→ **Directions for this task**
Tell how many lines in the data below hold the string "View"; give nothing but the number.
:: Records for the task ::
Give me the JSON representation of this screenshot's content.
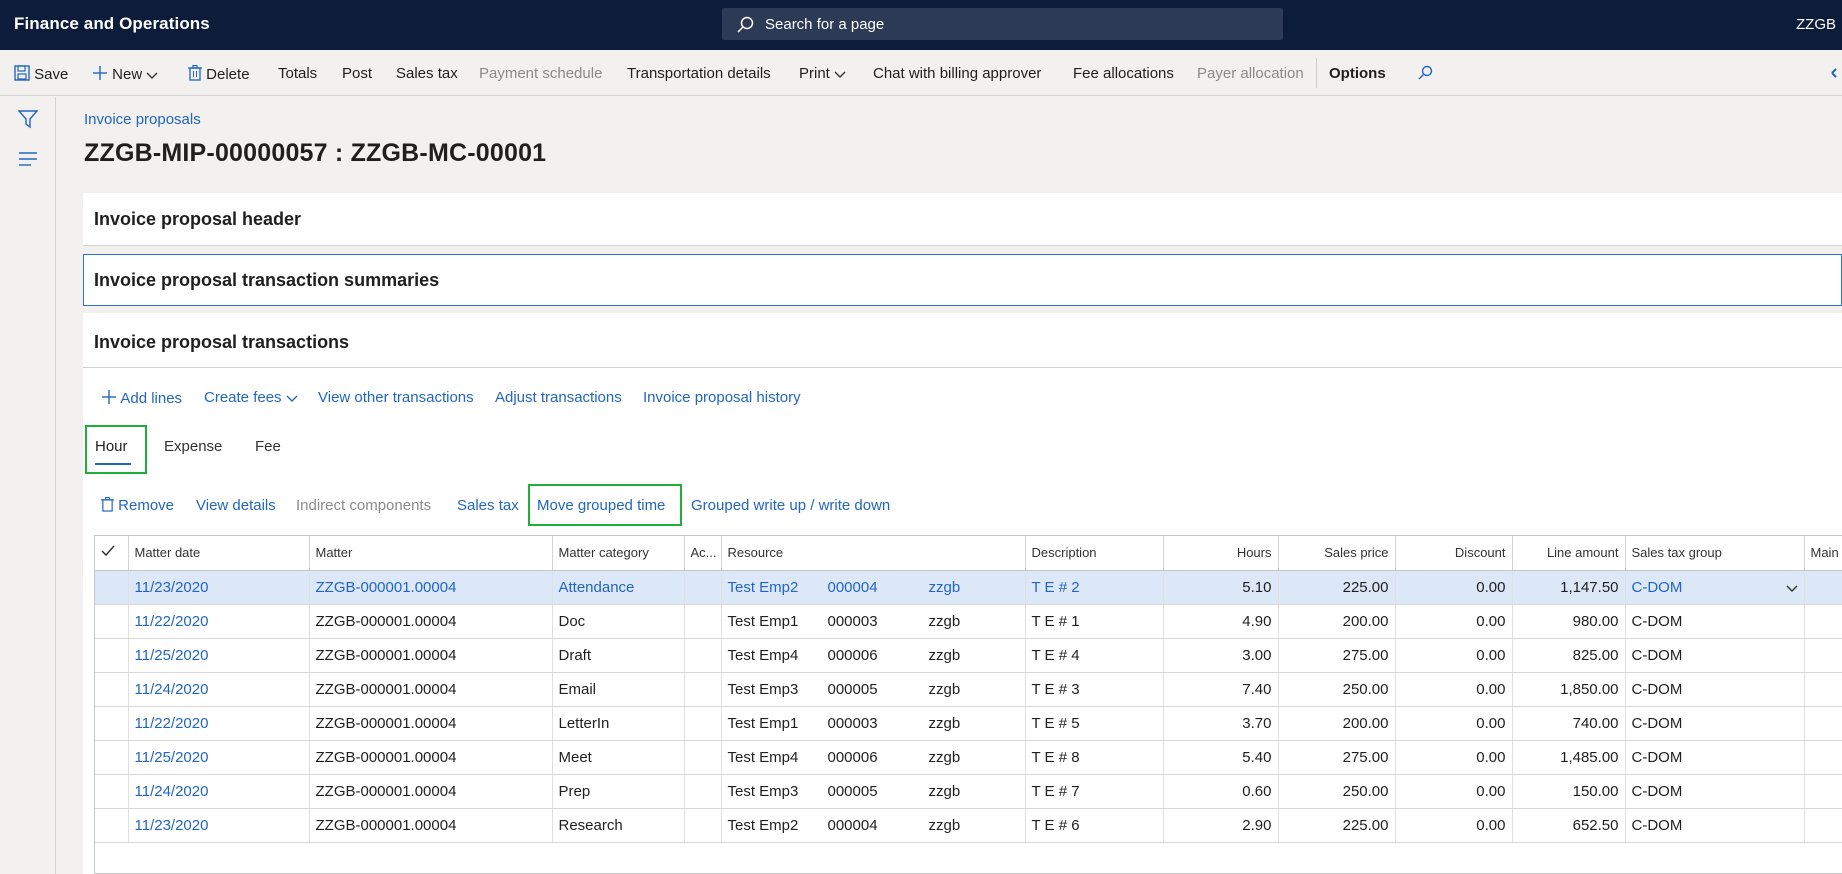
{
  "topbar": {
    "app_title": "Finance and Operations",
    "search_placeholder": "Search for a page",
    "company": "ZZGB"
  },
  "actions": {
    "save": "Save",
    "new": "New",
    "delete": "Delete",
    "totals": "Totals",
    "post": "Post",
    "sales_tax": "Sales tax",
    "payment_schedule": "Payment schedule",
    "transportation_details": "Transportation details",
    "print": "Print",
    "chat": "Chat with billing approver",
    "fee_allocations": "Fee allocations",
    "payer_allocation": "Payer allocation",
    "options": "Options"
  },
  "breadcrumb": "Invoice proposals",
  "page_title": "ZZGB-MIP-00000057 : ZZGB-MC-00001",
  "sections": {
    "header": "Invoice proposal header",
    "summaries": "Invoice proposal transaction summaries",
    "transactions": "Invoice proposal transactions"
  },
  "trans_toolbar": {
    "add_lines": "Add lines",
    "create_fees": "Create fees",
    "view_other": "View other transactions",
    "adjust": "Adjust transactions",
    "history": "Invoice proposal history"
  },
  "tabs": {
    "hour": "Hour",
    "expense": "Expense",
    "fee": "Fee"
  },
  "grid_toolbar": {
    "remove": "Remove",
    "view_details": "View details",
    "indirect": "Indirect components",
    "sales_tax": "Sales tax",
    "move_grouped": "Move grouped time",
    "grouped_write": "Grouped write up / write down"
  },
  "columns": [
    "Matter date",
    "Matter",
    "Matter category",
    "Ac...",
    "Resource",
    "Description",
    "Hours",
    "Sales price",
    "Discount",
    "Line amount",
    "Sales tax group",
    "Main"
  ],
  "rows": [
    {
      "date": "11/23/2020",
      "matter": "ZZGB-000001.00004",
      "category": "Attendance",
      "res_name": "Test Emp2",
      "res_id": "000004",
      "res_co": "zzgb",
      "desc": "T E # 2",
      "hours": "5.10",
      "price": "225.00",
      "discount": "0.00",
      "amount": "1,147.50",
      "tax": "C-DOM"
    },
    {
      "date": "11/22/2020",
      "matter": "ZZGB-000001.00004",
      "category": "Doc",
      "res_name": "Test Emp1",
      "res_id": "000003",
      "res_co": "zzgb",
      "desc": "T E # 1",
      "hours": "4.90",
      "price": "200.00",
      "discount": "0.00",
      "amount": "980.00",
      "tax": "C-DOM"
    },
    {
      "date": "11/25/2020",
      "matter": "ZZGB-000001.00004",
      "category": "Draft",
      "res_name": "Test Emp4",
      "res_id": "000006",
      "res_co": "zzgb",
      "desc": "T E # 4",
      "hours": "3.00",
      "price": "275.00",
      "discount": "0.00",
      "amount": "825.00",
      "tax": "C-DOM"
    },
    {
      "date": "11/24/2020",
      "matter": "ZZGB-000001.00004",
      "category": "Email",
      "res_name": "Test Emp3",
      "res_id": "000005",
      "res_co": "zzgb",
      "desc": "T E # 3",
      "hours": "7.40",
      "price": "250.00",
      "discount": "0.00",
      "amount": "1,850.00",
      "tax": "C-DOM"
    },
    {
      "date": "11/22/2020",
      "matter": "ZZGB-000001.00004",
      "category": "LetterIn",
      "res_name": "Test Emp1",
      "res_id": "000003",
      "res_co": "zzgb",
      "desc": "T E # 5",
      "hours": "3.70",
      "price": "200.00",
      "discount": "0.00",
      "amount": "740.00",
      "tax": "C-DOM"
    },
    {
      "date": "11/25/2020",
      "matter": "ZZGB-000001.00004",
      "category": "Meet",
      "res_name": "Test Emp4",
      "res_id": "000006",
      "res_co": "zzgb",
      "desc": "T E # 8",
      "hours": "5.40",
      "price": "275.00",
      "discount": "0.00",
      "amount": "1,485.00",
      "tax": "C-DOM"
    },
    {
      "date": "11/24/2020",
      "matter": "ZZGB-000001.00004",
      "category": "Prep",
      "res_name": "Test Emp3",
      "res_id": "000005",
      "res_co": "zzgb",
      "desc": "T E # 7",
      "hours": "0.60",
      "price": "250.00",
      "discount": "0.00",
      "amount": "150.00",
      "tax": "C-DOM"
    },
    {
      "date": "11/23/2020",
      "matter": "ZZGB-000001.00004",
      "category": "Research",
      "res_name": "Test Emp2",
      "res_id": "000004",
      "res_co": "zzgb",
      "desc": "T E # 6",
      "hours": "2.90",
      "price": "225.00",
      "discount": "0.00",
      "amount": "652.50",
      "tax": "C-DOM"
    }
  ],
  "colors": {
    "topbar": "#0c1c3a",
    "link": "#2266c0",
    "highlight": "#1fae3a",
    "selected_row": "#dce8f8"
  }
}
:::
→ **Response to the task**
2